Have you ever had something you really, really want to do…and find that day after day, you just don't do it? For me, that "thing" is writing. To you.
Perhaps you've "tried" to motivate yourself, inspire yourself, or egads, "hold your self accountable" (…ick, ick, ick!) I certainly have. I find that I am of two minds about writing (truth be told, I am probably of two minds about lots more than writing…so let's say…writing, for instance). One mind loves writing and sees everything else that gets in the way as a terrible distraction taking me away from my most important thing. If I could just clear my schedule, or my "to do" list, this mind thinks, I would naturally write both regularly and frequently (and of course brilliantly and perfectly, but that's another topic altogether). This mind is both enthusiastic, and I fear, delusional.
My other mind likes to believe that if writing were important to me, it would show in my strict discipline: I would put pen to paper (or fingers to keyboard) every day, until I write some number of predetermined words, or some designated period of time passes, or I pass out from all the blood loss (sweating blood is a real marker of commitment, right?), whatever comes first.
And just to keep life interesting, I even have a third mind, my inner rebel, that gets all huffy and fights tooth and nail against anything that has even a whiff of "you have to…" or any semblance of "forcing myself" to do what it is I want to do. All these minds can get very confusing.
What I yearn for instead is a loving practice of writing that gives me pleasure, gives you value, and ultimately becomes an easy, natural part of "what I do." But how to get there?

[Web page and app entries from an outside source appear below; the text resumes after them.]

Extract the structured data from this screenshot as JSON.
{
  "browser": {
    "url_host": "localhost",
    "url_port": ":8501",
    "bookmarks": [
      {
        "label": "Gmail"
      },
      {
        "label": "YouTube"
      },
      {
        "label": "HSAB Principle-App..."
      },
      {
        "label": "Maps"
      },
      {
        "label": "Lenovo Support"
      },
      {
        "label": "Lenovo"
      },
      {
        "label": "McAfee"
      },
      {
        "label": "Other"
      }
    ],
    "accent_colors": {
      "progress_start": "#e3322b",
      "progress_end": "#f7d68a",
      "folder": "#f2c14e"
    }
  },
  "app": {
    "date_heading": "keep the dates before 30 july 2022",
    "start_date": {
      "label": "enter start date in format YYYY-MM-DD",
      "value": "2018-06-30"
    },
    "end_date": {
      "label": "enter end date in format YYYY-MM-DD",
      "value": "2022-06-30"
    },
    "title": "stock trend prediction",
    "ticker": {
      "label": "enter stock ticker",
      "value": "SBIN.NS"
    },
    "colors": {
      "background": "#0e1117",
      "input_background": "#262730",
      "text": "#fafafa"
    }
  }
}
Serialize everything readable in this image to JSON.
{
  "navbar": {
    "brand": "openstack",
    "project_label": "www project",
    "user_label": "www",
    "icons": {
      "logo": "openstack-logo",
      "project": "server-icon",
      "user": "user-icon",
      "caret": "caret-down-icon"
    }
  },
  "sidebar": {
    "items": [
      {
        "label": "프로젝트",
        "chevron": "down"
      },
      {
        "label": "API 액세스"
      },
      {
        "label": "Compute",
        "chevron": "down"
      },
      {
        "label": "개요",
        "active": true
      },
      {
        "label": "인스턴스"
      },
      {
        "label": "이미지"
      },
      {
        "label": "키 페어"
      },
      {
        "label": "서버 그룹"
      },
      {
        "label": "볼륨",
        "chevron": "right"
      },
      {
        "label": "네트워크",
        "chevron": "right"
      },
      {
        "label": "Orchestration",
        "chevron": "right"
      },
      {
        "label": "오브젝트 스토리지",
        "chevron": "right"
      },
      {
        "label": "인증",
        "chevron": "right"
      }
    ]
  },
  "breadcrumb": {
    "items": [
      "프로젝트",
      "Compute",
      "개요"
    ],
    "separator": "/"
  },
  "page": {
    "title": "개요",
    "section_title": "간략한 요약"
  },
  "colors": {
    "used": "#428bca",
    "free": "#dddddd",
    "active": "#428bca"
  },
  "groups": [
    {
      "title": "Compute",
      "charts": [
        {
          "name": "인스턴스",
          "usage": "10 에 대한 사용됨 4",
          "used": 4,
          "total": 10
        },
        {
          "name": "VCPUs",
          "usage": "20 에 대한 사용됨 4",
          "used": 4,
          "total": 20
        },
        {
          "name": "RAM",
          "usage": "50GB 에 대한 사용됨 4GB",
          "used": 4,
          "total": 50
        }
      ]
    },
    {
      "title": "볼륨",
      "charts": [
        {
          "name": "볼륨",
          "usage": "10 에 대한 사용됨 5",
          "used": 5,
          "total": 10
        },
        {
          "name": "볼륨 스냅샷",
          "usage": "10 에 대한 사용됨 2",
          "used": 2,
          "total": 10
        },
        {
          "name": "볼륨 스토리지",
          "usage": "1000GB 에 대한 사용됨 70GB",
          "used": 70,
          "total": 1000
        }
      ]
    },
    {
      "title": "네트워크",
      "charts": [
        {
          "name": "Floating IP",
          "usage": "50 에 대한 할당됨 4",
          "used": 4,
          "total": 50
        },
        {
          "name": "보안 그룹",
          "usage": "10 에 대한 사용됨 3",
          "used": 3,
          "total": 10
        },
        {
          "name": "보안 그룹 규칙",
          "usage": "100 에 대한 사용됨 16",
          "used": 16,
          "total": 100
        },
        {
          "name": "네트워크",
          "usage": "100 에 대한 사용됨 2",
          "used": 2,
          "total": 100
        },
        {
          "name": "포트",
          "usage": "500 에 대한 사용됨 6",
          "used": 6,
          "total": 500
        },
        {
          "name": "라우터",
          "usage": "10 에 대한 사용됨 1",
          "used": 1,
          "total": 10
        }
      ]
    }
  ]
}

Any practice has to start somewhere, so I've decided to play a game I'm calling The Great Writing Game. By virtue of reading this, you are officially a fan (how cool is that!). The season for The Great Writing Game runs from today through the end of the year. During that time, there are 5 series; each series has 4 games (1 game per week); each game is comprised of 4 plays. A winning play occurs when I write to you, either here or on Twitter. (If I happen to write somewhere else, I'll let you know here or on Twitter). Four winning plays in a week equals 1 won game. I invite you to play along, cheer me on, help me keep score, and most important, help me celebrate! And along the way, I'll share what I'm learning about the power, the possibility, and yes, even the perceived pain of creating a loving practice.